The easy answer is lots of people. So why has mental illness become this country’s greatest health problem?
Why Should We Care about Mental Illness?
Most of us know that there are plenty of counselors and medication, and some may have heard of the newest technologies like TMS (Transcranial Magnetic Stimulation). And there are organizations like NAMI, The National Alliance On Mental Illness, a nationwide network of volunteers that educates and supports people and families who struggle with mental illness.
But what about the people who have never been touched by mental illness, either in their professional lives or among family members and friends? Why should they care?
The best reason I can think of is because mental illness directly affects everyone as it grows in silence. And we don’t realize it.
Why Don’t We See Mental Illness?
In fact, one in five Americans has a diagnosable mental or emotional struggle each year without preference for physical, social or financial health. That’s 20 percent of the country!
So why don’t more of us realize how many people in our world are suffering and affecting our own company’s profitability or our closest relationships at home? (According to the US Department of Health and Human Services, $210 billion is lost in US business each year due to mental illness.)
I believe it is because we can’t see mental illness until it is too late.
If someone is struggling with cancer, they may change in appearance when they lose their hair or unexpectedly lose a lot of weight, all of which is noticeable, eliciting our compassion and empathy.
But once someone starts to struggle with their feelings and thoughts or finds their personal hygiene more of an effort than they are able to make, we don’t see it because we don’t talk about it. It is far easier to believe the thoughts or feelings will pass, or wonder, “What would someone think of me if I confide my reality?”
Here is the problem: Mental illness doesn’t disappear because we want it to. Without treatment, it takes more and more control of thoughts and feelings until life is no longer manageable.
What would happen if each of us chose to see and took the time to offer our help or time to listen to those in our lives who seem troubled?

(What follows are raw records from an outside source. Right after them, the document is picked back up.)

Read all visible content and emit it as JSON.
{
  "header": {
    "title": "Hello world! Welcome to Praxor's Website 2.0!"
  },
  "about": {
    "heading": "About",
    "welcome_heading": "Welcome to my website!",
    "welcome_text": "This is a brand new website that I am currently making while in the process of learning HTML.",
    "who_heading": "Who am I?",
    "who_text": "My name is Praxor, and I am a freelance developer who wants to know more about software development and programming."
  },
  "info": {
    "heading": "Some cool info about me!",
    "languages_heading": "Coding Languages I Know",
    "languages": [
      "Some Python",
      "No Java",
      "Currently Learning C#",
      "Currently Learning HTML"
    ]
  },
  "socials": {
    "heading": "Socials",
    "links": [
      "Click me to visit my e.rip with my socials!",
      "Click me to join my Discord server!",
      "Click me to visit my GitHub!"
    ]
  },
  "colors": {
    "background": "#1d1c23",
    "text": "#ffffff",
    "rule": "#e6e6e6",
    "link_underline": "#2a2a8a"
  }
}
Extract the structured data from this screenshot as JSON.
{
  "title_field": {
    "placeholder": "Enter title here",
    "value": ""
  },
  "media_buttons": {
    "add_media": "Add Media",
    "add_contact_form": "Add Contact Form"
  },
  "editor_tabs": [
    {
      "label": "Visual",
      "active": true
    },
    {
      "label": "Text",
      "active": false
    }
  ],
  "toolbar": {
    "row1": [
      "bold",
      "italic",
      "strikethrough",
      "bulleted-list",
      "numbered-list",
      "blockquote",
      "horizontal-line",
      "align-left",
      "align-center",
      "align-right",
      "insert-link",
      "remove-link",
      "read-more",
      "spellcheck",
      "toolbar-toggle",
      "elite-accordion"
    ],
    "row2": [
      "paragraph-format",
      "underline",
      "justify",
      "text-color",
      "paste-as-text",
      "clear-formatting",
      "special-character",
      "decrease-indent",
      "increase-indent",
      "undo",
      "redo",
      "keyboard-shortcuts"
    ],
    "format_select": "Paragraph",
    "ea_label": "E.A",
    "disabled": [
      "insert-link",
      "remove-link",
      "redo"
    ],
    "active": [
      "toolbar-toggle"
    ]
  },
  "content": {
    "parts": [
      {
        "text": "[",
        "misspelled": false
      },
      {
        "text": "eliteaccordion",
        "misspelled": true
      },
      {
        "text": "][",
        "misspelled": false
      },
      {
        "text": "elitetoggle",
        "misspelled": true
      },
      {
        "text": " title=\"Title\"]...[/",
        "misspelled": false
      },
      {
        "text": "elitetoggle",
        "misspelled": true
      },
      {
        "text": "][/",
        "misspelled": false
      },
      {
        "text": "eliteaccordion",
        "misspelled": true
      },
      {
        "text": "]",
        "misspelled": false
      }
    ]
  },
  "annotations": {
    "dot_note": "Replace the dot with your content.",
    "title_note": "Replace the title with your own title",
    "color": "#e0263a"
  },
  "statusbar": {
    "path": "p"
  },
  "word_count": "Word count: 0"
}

Might there be fewer sick people losing their way?
I’m confident there would be fewer homeless people whom we do see. Their troubles all began in silence.